The average farm forest holding in Ireland is about 8ha or 20ac. This is small in forestry terms and consequently it can be difficult to achieve the economies of scale necessary to maximise returns.
However, the same problem exists across Europe where many countries have a similar average to Ireland. There is a big difference though. In Europe, most private forest owners have been in the business for generations, whereas the majority of owners in this country have yet to harvest, let alone sell, any of their timber.
The European private forest landscape is also characterised by networks of well developed, professionally managed producer and cluster groups, some with many thousands of members. By pooling resources and expertise, and by combining to offer several owners' wood lots for sale at a time, the net effect can be that the individual small owner can be in as powerful a position as much larger producers when negotiating prices.
Thankfully, producer groups are starting to become established in Ireland. While progress was slow to begin with due to the large number of forest owners feeling their way in a new venture, some groups are now well on their way to assisting their members with thinning, extraction and marketing their timber. These groups also provide the ideal forum for advice and exchange of views and experience.
A recent Irish Timber Growers Association (ITGA) field trip to a family-owned forest and cluster group member near Castlecomer, Co Kilkenny, provided a great lesson in how to make farm forestry profitable.
This forest is a typical size of 8ha, but with a yield class of 26+ it is well above the national average in terms of productivity. This high yield potential is despite the fact that it is situated high on the Castlecomer plateau, on productive but intrinsically unstable soil. As a result, management of the plantation is geared not only towards maximising the returns but minimising the risk of windblow.
The forest is managed on behalf of the owner by ForWood, a joint venture between a forest management and a harvesting company, the management headed up by Paddy Bruton while Jim Hurley manages the harvesting.
Paddy Bruton describes ForWood as a cluster group of clients brought together for management and harvesting purposes. ForWood operates purely on the basis of charging a commission on the revenue generated from timber sales. Mr Bruton claims that this protects the interests of both the owners and ForWood. He added that, such is the demand for timber, they could sell multiples of the pulp-, pallet- and stake-wood they are currently selling.
The field trip was to view and discuss a third thinning which was under way. The plantation was established in 1988 and was first thinned at age 17 in 2005. It was obvious that if the first thinning had been left for another three years it would have been too late, as an adjoining plantation that was thinned after 20 years demonstrated. It is now suffering from windblow. Much of the discussion centered on whether the first thinning should have been carried out even earlier.
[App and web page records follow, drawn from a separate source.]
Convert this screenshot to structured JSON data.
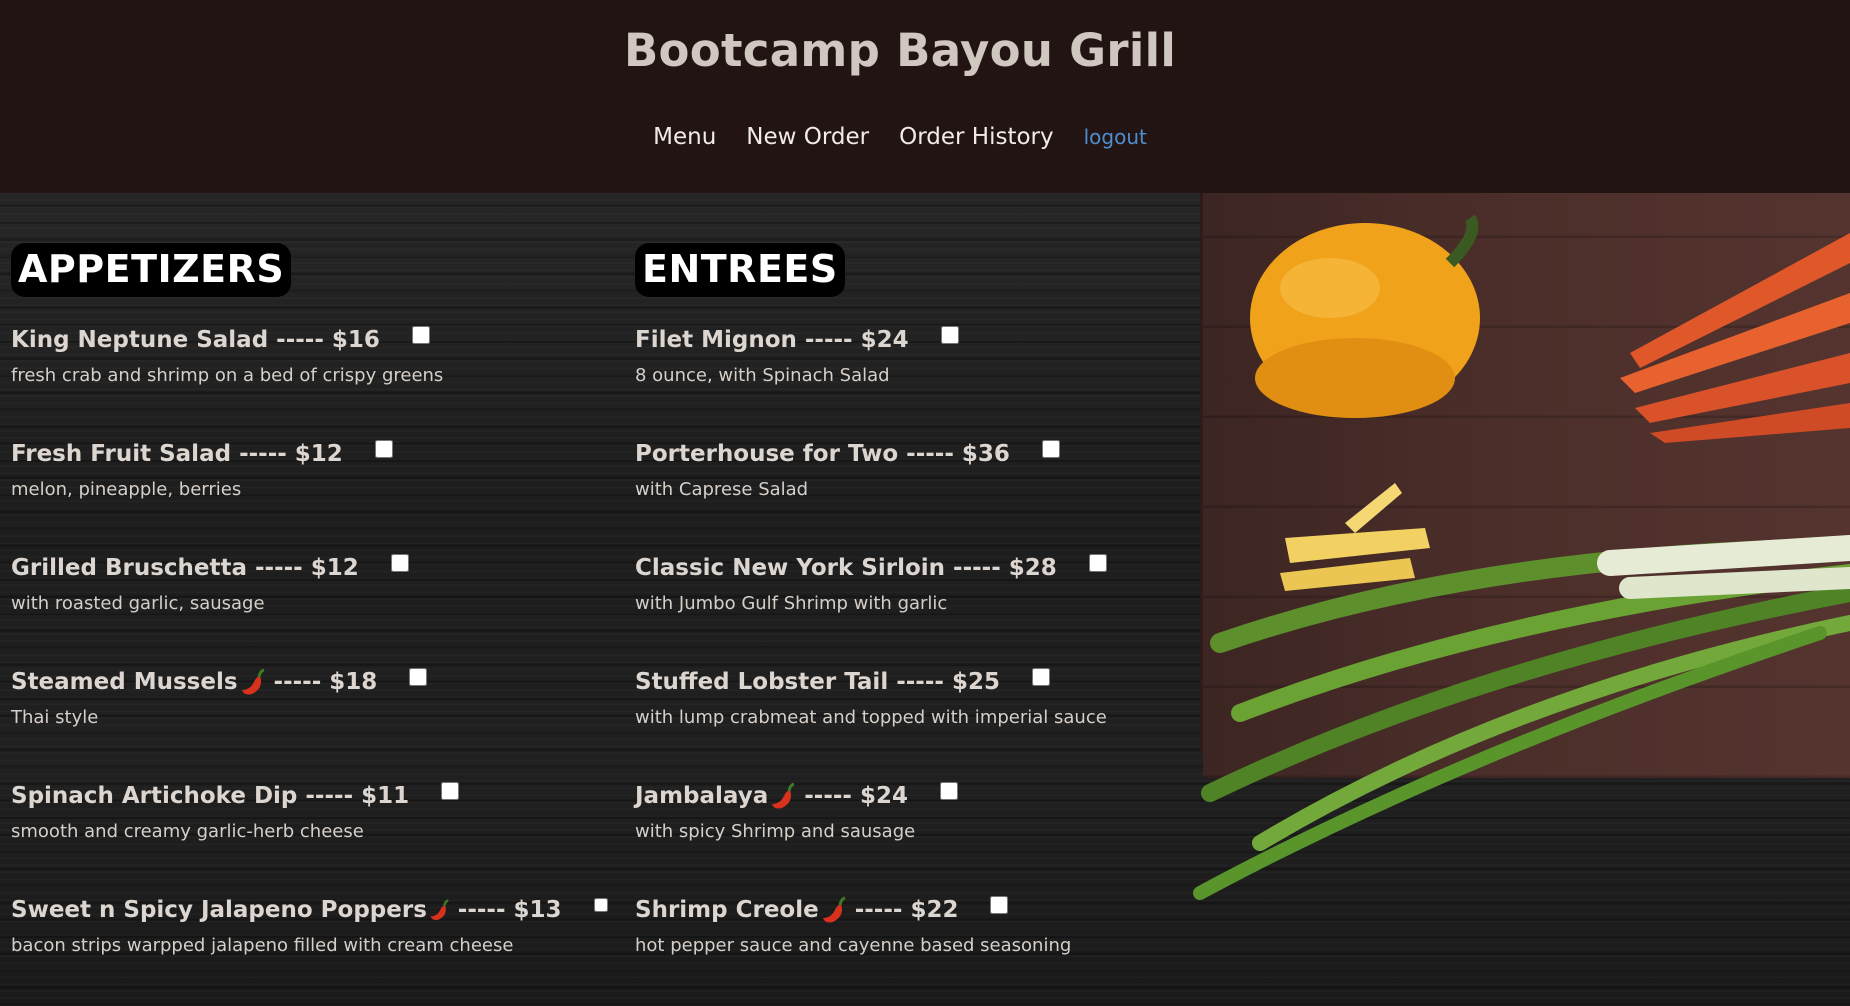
{
  "header": {
    "title": "Bootcamp Bayou Grill",
    "nav": [
      {
        "label": "Menu"
      },
      {
        "label": "New Order"
      },
      {
        "label": "Order History"
      },
      {
        "label": "logout"
      }
    ]
  },
  "colors": {
    "header_bg": "#231414",
    "logout_link": "#4d8ed0",
    "heading_bg": "#000000"
  },
  "icons": {
    "spicy": "chili-pepper-icon"
  },
  "appetizers": {
    "heading": "APPETIZERS",
    "items": [
      {
        "name": "King Neptune Salad",
        "separator": "-----",
        "price": "$16",
        "desc": "fresh crab and shrimp on a bed of crispy greens",
        "spicy": false,
        "checked": false
      },
      {
        "name": "Fresh Fruit Salad",
        "separator": "-----",
        "price": "$12",
        "desc": "melon, pineapple, berries",
        "spicy": false,
        "checked": false
      },
      {
        "name": "Grilled Bruschetta",
        "separator": "-----",
        "price": "$12",
        "desc": "with roasted garlic, sausage",
        "spicy": false,
        "checked": false
      },
      {
        "name": "Steamed Mussels",
        "separator": "-----",
        "price": "$18",
        "desc": "Thai style",
        "spicy": true,
        "checked": false
      },
      {
        "name": "Spinach Artichoke Dip",
        "separator": "-----",
        "price": "$11",
        "desc": "smooth and creamy garlic-herb cheese",
        "spicy": false,
        "checked": false
      },
      {
        "name": "Sweet n Spicy Jalapeno Poppers",
        "separator": "-----",
        "price": "$13",
        "desc": "bacon strips warpped jalapeno filled with cream cheese",
        "spicy": true,
        "checked": false
      }
    ]
  },
  "entrees": {
    "heading": "ENTREES",
    "items": [
      {
        "name": "Filet Mignon",
        "separator": "-----",
        "price": "$24",
        "desc": "8 ounce, with Spinach Salad",
        "spicy": false,
        "checked": false
      },
      {
        "name": "Porterhouse for Two",
        "separator": "-----",
        "price": "$36",
        "desc": "with Caprese Salad",
        "spicy": false,
        "checked": false
      },
      {
        "name": "Classic New York Sirloin",
        "separator": "-----",
        "price": "$28",
        "desc": "with Jumbo Gulf Shrimp with garlic",
        "spicy": false,
        "checked": false
      },
      {
        "name": "Stuffed Lobster Tail",
        "separator": "-----",
        "price": "$25",
        "desc": "with lump crabmeat and topped with imperial sauce",
        "spicy": false,
        "checked": false
      },
      {
        "name": "Jambalaya",
        "separator": "-----",
        "price": "$24",
        "desc": "with spicy Shrimp and sausage",
        "spicy": true,
        "checked": false
      },
      {
        "name": "Shrimp Creole",
        "separator": "-----",
        "price": "$22",
        "desc": "hot pepper sauce and cayenne based seasoning",
        "spicy": true,
        "checked": false
      }
    ]
  }
}
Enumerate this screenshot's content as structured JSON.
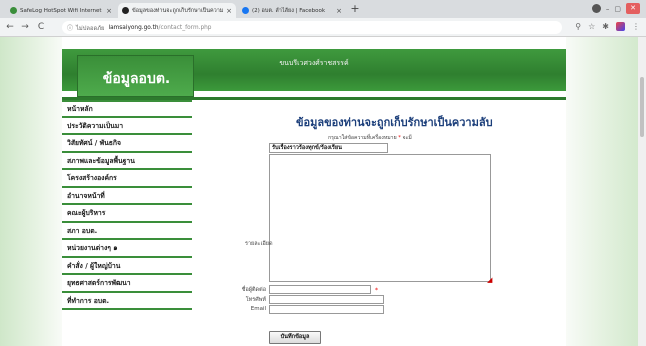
{
  "browser": {
    "tabs": [
      {
        "label": "SafeLog HotSpot Wifi Internet",
        "active": false,
        "favicon_color": "#3a8e3a"
      },
      {
        "label": "ข้อมูลของท่านจะถูกเก็บรักษาเป็นความลับ",
        "active": true,
        "favicon_color": "#222222"
      },
      {
        "label": "(2) อบต. ลำไส้ยง | Facebook",
        "active": false,
        "favicon_color": "#1877f2"
      }
    ],
    "new_tab_symbol": "+",
    "close_symbol": "×",
    "address": {
      "security_label": "ไม่ปลอดภัย",
      "host": "lamsaiyong.go.th",
      "path": "/contact_form.php"
    },
    "nav": {
      "back": "←",
      "forward": "→",
      "reload": "C"
    }
  },
  "site": {
    "banner_title": "ขนบรีเวศวงศ์ราชสรรค์",
    "logo_text": "ข้อมูลอบต.",
    "menu": [
      "หน้าหลัก",
      "ประวัติความเป็นมา",
      "วิสัยทัศน์ / พันธกิจ",
      "สภาพและข้อมูลพื้นฐาน",
      "โครงสร้างองค์กร",
      "อำนาจหน้าที่",
      "คณะผู้บริหาร",
      "สภา อบต.",
      "หน่วยงานต่างๆ ๑",
      "คำสั่ง / ผู้ใหญ่บ้าน",
      "ยุทธศาสตร์การพัฒนา",
      "ที่ทำการ อบต."
    ]
  },
  "form": {
    "heading": "ข้อมูลของท่านจะถูกเก็บรักษาเป็นความลับ",
    "required_note": "กรุณาใส่ข้อความที่เครื่องหมาย",
    "required_star": "*",
    "required_note_suffix": "จะมี",
    "subject_value": "รับเรื่องราวร้องทุกข์/ร้องเรียน",
    "detail_label": "รายละเอียด",
    "detail_value": "",
    "contact_label": "ชื่อผู้ติดต่อ",
    "phone_label": "โทรศัพท์",
    "email_label": "Email",
    "contact_value": "",
    "phone_value": "",
    "email_value": "",
    "submit_label": "บันทึกข้อมูล"
  }
}
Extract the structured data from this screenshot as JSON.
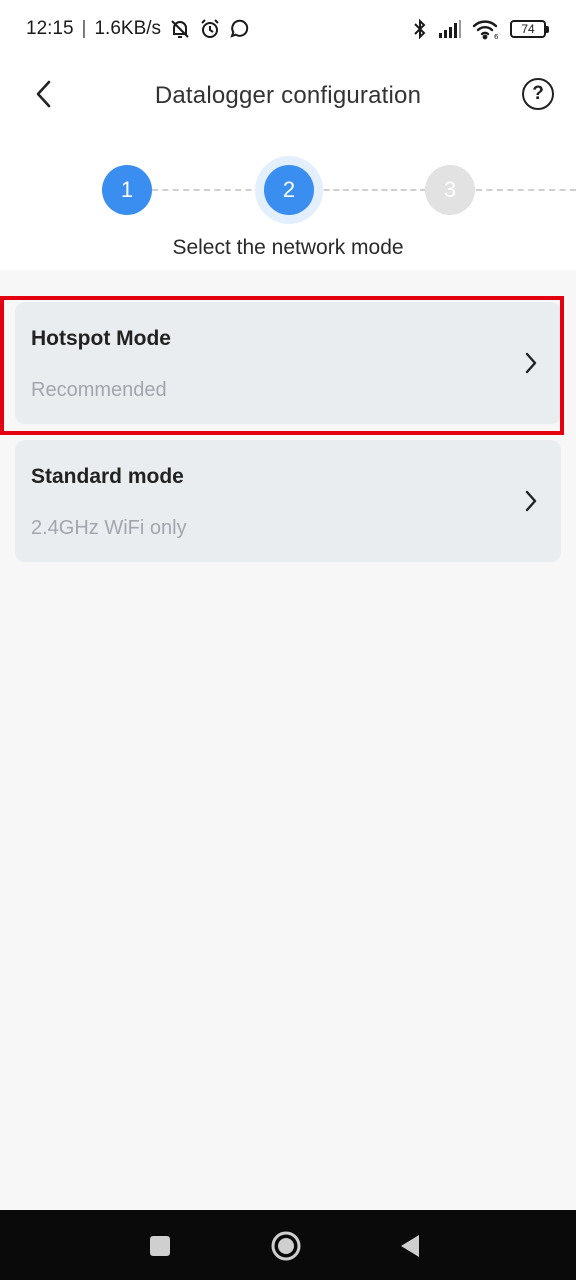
{
  "status_bar": {
    "time": "12:15",
    "separator": "|",
    "speed": "1.6KB/s",
    "battery": "74",
    "icons": [
      "muted-bell-icon",
      "alarm-icon",
      "whatsapp-icon",
      "bluetooth-icon",
      "signal-icon",
      "wifi-icon",
      "battery-icon"
    ]
  },
  "header": {
    "title": "Datalogger configuration",
    "back_icon": "chevron-left-icon",
    "help_label": "?"
  },
  "stepper": {
    "steps": [
      {
        "label": "1",
        "state": "done"
      },
      {
        "label": "2",
        "state": "current"
      },
      {
        "label": "3",
        "state": "todo"
      }
    ],
    "caption": "Select the network mode",
    "accent": "#3a8ef0"
  },
  "modes": [
    {
      "title": "Hotspot Mode",
      "subtitle": "Recommended",
      "highlighted": true
    },
    {
      "title": "Standard mode",
      "subtitle": "2.4GHz WiFi only",
      "highlighted": false
    }
  ],
  "colors": {
    "highlight": "#e3000f",
    "card_bg": "#eaedf0"
  },
  "nav_bar": {
    "icons": [
      "recents-square-icon",
      "home-circle-icon",
      "back-triangle-icon"
    ]
  }
}
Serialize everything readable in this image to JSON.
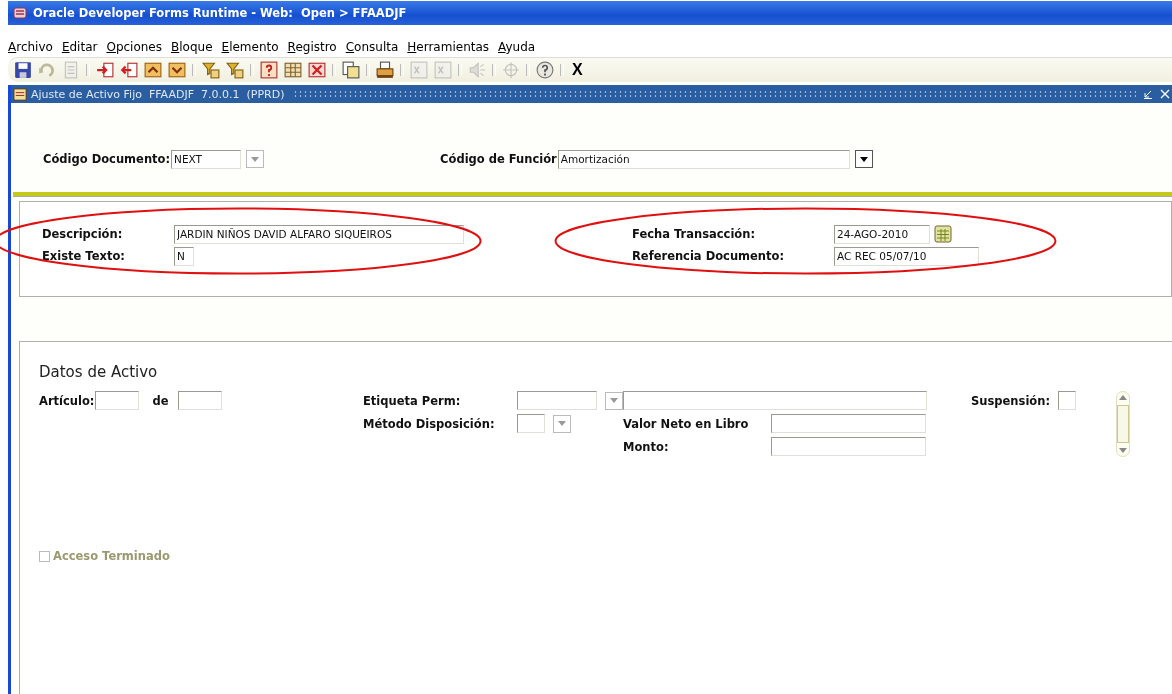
{
  "window": {
    "title": "Oracle Developer Forms Runtime - Web:  Open > FFAADJF"
  },
  "menu": [
    "Archivo",
    "Editar",
    "Opciones",
    "Bloque",
    "Elemento",
    "Registro",
    "Consulta",
    "Herramientas",
    "Ayuda"
  ],
  "toolbar": [
    {
      "kind": "save",
      "disabled": false
    },
    {
      "kind": "undo",
      "disabled": true
    },
    {
      "kind": "page",
      "disabled": true
    },
    {
      "kind": "separator"
    },
    {
      "kind": "insert",
      "disabled": false
    },
    {
      "kind": "remove",
      "disabled": false
    },
    {
      "kind": "block-up",
      "disabled": false
    },
    {
      "kind": "block-down",
      "disabled": false
    },
    {
      "kind": "separator"
    },
    {
      "kind": "query-enter",
      "disabled": false
    },
    {
      "kind": "query-run",
      "disabled": false
    },
    {
      "kind": "separator"
    },
    {
      "kind": "question-box",
      "disabled": false
    },
    {
      "kind": "table",
      "disabled": false
    },
    {
      "kind": "clear",
      "disabled": false
    },
    {
      "kind": "separator"
    },
    {
      "kind": "documents",
      "disabled": false
    },
    {
      "kind": "separator"
    },
    {
      "kind": "printer",
      "disabled": false
    },
    {
      "kind": "separator"
    },
    {
      "kind": "xs",
      "disabled": true
    },
    {
      "kind": "xs",
      "disabled": true
    },
    {
      "kind": "separator"
    },
    {
      "kind": "speaker",
      "disabled": true
    },
    {
      "kind": "separator"
    },
    {
      "kind": "crosshair",
      "disabled": true
    },
    {
      "kind": "separator"
    },
    {
      "kind": "help",
      "disabled": false
    },
    {
      "kind": "separator"
    },
    {
      "kind": "text",
      "label": "X"
    }
  ],
  "form_window": {
    "title": "Ajuste de Activo Fijo  FFAADJF  7.0.0.1  (PPRD)"
  },
  "header": [
    {
      "label": "Código Documento:",
      "value": "NEXT",
      "dropdown_disabled": true
    },
    {
      "label": "Código de Funciór",
      "value": "Amortización",
      "dropdown_disabled": false
    }
  ],
  "details": [
    {
      "circled": true,
      "fields": [
        {
          "label": "Descripción:",
          "value": "JARDIN NIÑOS DAVID ALFARO SIQUEIROS"
        },
        {
          "label": "Existe Texto:",
          "value": "N"
        }
      ]
    },
    {
      "circled": true,
      "fields": [
        {
          "label": "Fecha Transacción:",
          "value": "24-AGO-2010",
          "calendar": true
        },
        {
          "label": "Referencia Documento:",
          "value": "AC REC 05/07/10"
        }
      ]
    }
  ],
  "asset": {
    "title": "Datos de Activo",
    "article_label": "Artículo:",
    "of_label": "de",
    "tag_label": "Etiqueta Perm:",
    "disposal_label": "Método Disposición:",
    "book_value_label": "Valor Neto en Libro",
    "amount_label": "Monto:",
    "suspension_label": "Suspensión:",
    "terminated": {
      "label": "Acceso Terminado",
      "checked": false,
      "disabled": true
    }
  }
}
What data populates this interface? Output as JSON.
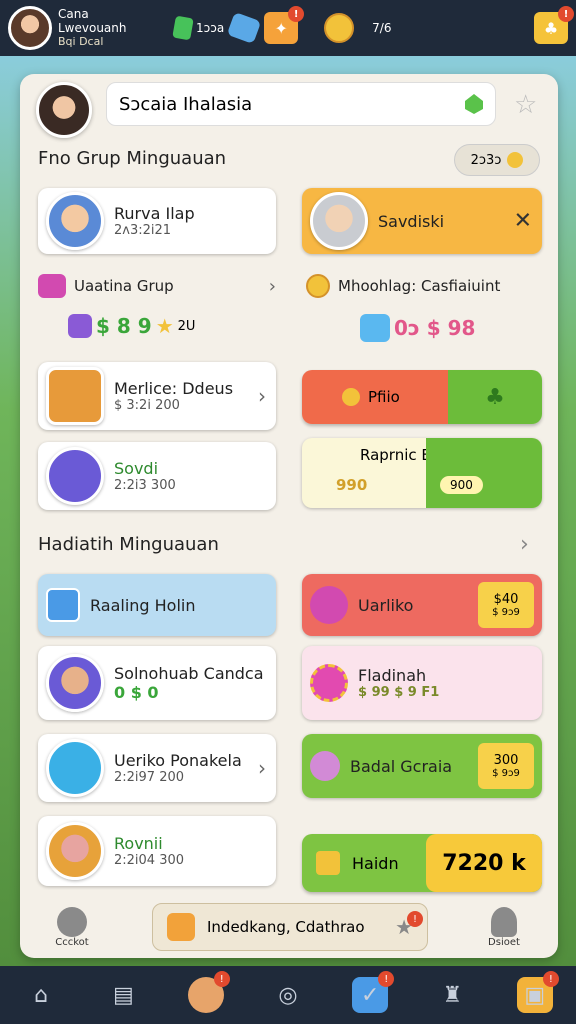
{
  "topbar": {
    "name": "Cana",
    "subtitle": "Lwevouanh",
    "sub2": "Bqi Dcal",
    "res1": "1ɔɔa",
    "res2": "7/6"
  },
  "search": {
    "value": "Sɔcaia Ihalasia"
  },
  "section1": {
    "title": "Fno Grup Minguauan",
    "pill_value": "2ɔ3ɔ"
  },
  "left_cards": [
    {
      "title": "Rurva Ilap",
      "sub": "2ʌ3:2i21"
    },
    {
      "title": "Merlice: Ddeus",
      "sub": "$ 3:2i 200"
    },
    {
      "title": "Sovdi",
      "sub": "2:2i3 300"
    }
  ],
  "left_row": {
    "label": "Uaatina Grup",
    "value": "2U",
    "tokens": "$ 8 9"
  },
  "right_cards": {
    "svdiski": "Savdiski",
    "mhoohlag": "Mhoohlag: Casfiaiuint",
    "mh_tokens": "0ɔ $ 98",
    "btn_left": "Pfiio",
    "rapnic": "Raprnic Borkuo",
    "rap_left": "990",
    "rap_right": "900"
  },
  "section2": {
    "title": "Hadiatih Minguauan"
  },
  "left_cards2": [
    {
      "title": "Raaling Holin"
    },
    {
      "title": "Solnohuab Candca",
      "sub": "0 $ 0"
    },
    {
      "title": "Ueriko Ponakela",
      "sub": "2:2i97 200"
    },
    {
      "title": "Rovnii",
      "sub": "2:2i04 300"
    }
  ],
  "right_cards2": {
    "uarliko": "Uarliko",
    "uarliko_v1": "$40",
    "uarliko_v2": "$ 9ɔ9",
    "fladinah": "Fladinah",
    "fladinah_sub": "$ 99 $ 9 F1",
    "badal": "Badal Gcraia",
    "badal_v1": "300",
    "badal_v2": "$ 9ɔ9",
    "haidn": "Haidn",
    "haidn_v": "7220 k"
  },
  "footer": {
    "left_label": "Ccckot",
    "center_label": "Indedkang, Cdathrao",
    "right_label": "Dsioet"
  }
}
Jim Hurley admitted that they are now thinning in the Castlecomer region as early as age 14.
The first thinning involved a conventional removal of one row in seven and a light selection between the racks, with a total volume of 40t/ha harvested. Availing of the grants that were available at the time, the owner commenced high pruning of the final crop trees the following year, first to 3.5m, and then to 6m after the second thinning. Even though sawmills rarely pay more for pruned timber, Jim Hurley likened it to selling a car – the cleaner and more attractive the package, the easier it is to sell and possibly the price achieved will be better.
Forest owners should remember that if they intend to prune, the ratio of pruned timber to knotty core must be at least 2.5:1. So a tree 16cm in diameter when first pruned must be a minimum of 40cm diameter when harvested for the benefit to accrue. Independent confirmation that the pruning was done in a timely manner will be required by any purchaser specifically interested in pruned material.
The second thinning in 2008 was lighter with just 30t/ha removed. This brought the stocking density down to 1,150 stems per hectare. The average tree volume prior to the current third thinning was 0.45 cubic metres, giving a standing volume of 517 cubic metres per hectare. This third thinning involved the removal of a further 250 stems per hectare, leaving a stocking density of 900 stems at an average tree size of 0.50 cubic metres, or a standing volume of 450 cubic metres per hectare. The breakdown of the produce from the third thinning was as follows:
Discussions with the owner will now concentrate on the feasibility of carrying out a fourth thinning prior to clearfell. Ideally, if the windthrow risk is deemed to be slight, a further 250 stems per hectare will be removed, which would result in an estimated 420 cubic metres per hectare at clearfell prior to age 30, which could be expected to realise about €18,000/hectare.
The harvester used is a John Deere 1070E and it is worth noting that the same driver has done all the thinning to date. Consequently, he knows the plantation well and has developed an interest in ensuring a professional job is done.
ForWood can be contacted on 056-7702243.
William Merivale is secretary of PEFC Ireland and a forestry consultant based in Cork. Email: firstname.lastname@example.org